[Dataset rows for apps and sites]
§ §

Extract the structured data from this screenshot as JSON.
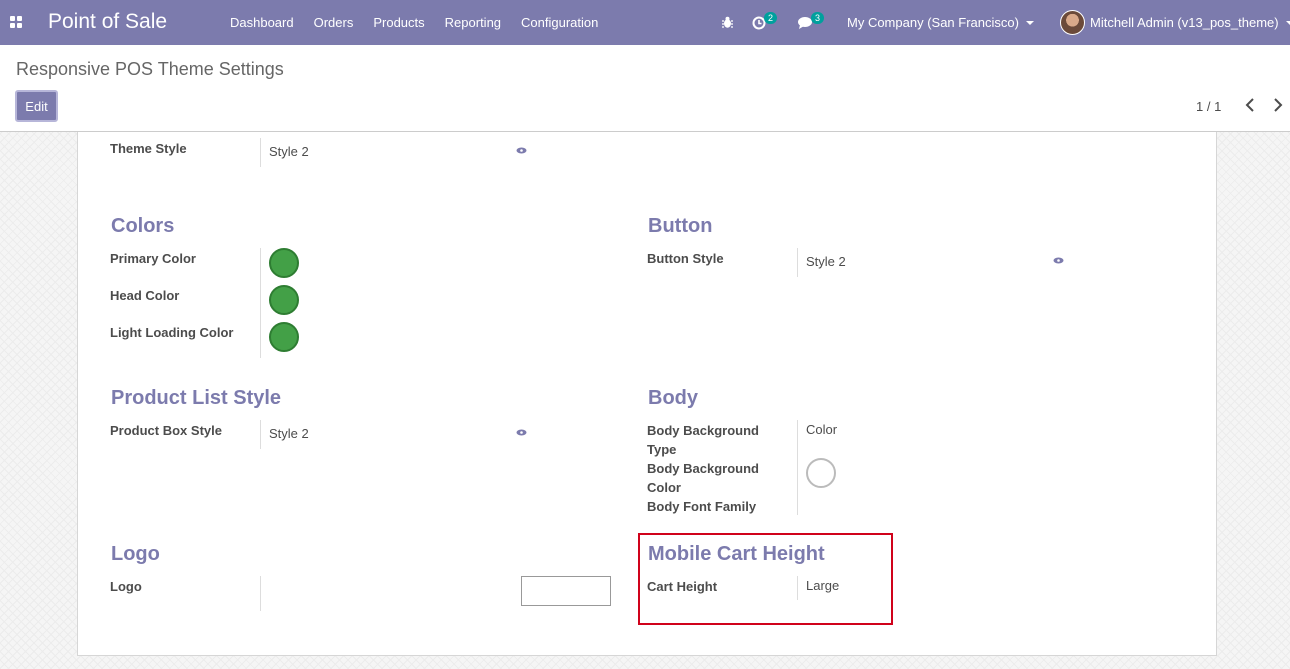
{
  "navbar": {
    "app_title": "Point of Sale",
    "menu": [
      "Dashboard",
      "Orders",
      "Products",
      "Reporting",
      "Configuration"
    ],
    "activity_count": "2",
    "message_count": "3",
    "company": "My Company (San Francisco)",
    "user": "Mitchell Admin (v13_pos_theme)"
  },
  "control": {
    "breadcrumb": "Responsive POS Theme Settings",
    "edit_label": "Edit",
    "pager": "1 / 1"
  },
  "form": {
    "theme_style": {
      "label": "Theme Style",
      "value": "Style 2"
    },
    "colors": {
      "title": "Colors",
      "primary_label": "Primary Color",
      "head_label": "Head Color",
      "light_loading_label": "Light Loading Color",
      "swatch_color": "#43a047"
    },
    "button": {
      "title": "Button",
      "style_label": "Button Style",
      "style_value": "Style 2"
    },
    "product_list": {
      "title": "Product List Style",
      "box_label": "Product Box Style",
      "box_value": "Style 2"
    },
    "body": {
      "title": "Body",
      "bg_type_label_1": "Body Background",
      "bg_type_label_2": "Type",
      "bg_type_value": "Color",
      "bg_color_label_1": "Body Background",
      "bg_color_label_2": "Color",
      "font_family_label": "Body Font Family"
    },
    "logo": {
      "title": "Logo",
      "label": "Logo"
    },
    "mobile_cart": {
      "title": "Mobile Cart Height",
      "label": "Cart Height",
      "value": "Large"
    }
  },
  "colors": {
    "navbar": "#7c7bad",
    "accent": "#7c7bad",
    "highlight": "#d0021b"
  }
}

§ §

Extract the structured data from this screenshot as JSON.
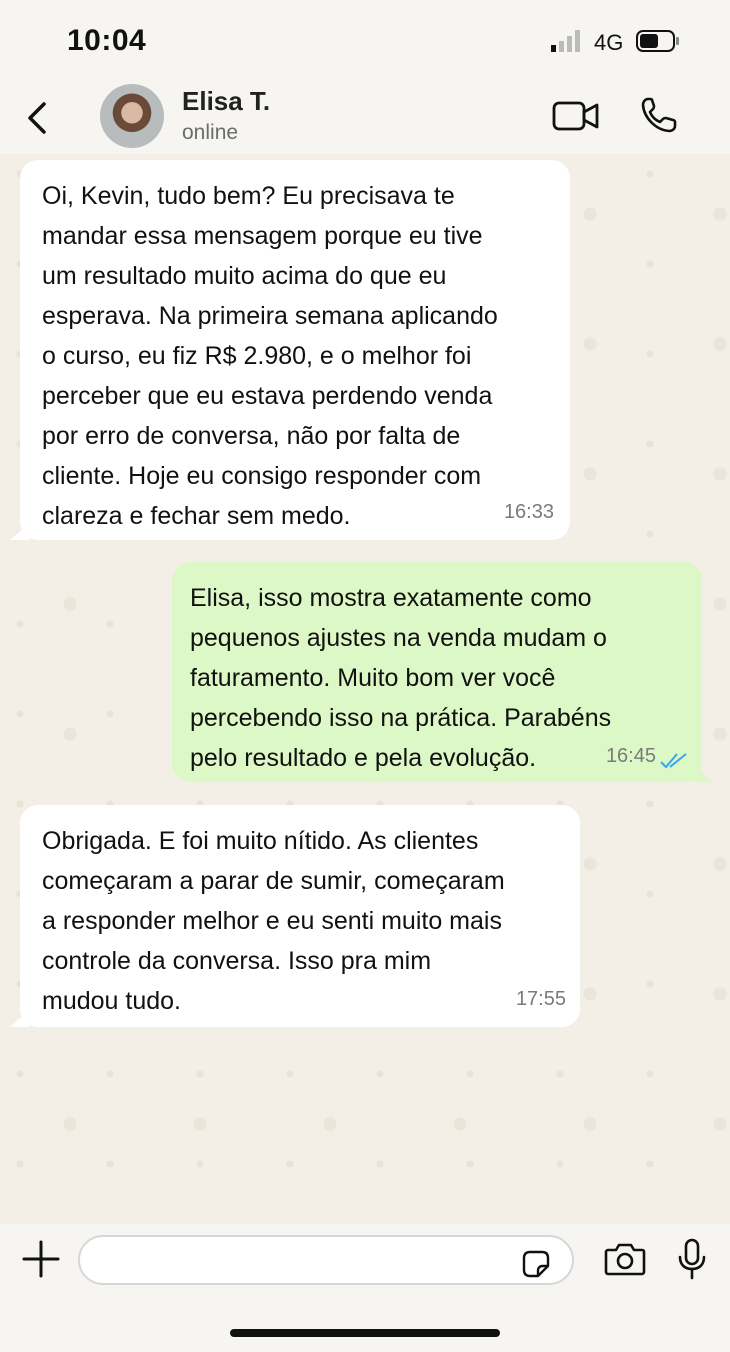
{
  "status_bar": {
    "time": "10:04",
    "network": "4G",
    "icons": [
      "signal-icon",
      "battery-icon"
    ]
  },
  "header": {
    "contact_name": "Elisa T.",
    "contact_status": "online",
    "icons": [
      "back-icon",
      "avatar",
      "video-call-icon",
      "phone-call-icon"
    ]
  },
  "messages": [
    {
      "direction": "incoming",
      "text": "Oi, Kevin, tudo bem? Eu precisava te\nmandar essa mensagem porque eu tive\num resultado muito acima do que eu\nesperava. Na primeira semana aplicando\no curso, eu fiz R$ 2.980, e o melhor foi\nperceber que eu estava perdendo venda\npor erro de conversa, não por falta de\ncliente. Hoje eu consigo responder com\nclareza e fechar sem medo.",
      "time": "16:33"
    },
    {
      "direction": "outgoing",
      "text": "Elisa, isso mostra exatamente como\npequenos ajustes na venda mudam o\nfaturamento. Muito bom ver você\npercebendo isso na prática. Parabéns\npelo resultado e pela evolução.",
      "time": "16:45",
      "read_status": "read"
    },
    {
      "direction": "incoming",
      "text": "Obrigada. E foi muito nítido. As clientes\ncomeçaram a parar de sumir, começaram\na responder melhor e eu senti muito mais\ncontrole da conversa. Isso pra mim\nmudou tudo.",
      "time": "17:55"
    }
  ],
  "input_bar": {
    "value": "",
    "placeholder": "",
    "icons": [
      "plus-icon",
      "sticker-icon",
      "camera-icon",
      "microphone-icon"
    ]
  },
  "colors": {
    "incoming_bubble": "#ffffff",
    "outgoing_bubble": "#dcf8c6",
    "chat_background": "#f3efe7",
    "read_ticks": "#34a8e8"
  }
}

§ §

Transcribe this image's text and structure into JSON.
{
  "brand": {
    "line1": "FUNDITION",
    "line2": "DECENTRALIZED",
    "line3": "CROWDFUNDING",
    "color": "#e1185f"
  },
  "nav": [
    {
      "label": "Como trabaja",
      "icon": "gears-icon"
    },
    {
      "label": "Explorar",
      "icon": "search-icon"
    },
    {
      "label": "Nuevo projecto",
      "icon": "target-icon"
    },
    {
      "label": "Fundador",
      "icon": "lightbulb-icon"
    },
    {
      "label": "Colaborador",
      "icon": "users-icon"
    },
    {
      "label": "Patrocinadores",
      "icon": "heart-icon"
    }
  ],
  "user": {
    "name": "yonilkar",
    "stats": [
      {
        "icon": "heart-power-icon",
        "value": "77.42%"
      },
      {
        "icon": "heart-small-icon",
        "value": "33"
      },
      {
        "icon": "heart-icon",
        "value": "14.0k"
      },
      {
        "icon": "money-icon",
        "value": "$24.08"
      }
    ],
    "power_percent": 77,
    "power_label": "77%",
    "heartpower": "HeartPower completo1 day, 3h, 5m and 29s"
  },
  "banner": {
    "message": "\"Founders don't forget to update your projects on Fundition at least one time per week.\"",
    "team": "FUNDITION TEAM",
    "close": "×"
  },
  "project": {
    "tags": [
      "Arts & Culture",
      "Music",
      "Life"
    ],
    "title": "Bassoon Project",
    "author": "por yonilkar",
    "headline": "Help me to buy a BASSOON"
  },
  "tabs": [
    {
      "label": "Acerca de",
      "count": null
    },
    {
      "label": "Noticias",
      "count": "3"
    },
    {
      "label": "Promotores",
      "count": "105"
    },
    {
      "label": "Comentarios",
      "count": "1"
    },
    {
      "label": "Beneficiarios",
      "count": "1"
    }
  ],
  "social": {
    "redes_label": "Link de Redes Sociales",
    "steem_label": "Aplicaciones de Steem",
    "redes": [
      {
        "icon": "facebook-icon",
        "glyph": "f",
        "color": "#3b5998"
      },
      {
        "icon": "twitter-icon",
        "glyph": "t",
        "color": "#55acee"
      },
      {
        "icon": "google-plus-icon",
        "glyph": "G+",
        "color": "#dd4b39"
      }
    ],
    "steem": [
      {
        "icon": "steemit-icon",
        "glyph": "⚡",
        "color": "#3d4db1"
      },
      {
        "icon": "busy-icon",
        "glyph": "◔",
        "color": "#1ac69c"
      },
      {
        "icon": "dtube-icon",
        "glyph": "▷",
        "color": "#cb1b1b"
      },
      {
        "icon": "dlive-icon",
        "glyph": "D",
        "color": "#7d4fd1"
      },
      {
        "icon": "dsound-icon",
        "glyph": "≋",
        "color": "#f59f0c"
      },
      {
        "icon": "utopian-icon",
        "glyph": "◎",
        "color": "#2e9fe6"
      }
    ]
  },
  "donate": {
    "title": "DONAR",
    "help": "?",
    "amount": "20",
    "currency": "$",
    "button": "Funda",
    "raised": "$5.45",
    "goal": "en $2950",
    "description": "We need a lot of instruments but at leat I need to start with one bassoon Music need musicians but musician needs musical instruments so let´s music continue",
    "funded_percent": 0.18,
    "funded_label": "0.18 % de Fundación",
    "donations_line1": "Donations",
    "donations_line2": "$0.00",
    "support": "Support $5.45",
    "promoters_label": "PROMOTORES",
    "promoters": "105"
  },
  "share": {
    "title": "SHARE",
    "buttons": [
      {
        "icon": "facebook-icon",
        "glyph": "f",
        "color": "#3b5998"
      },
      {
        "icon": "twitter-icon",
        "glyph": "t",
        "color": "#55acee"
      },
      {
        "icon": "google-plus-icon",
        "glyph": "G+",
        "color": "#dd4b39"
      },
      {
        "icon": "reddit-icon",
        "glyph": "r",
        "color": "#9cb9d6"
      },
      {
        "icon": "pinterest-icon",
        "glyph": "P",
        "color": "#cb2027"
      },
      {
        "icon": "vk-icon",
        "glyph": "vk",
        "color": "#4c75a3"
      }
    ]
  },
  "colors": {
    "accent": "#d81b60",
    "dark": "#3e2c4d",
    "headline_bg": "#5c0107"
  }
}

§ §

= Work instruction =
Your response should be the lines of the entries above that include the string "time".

= Task response =
    "time": "10:04",
      "time": "16:33"
      "time": "16:45",
      "time": "17:55"
    "message": "\"Founders don't forget to update your projects on Fundition at least one time per week.\"",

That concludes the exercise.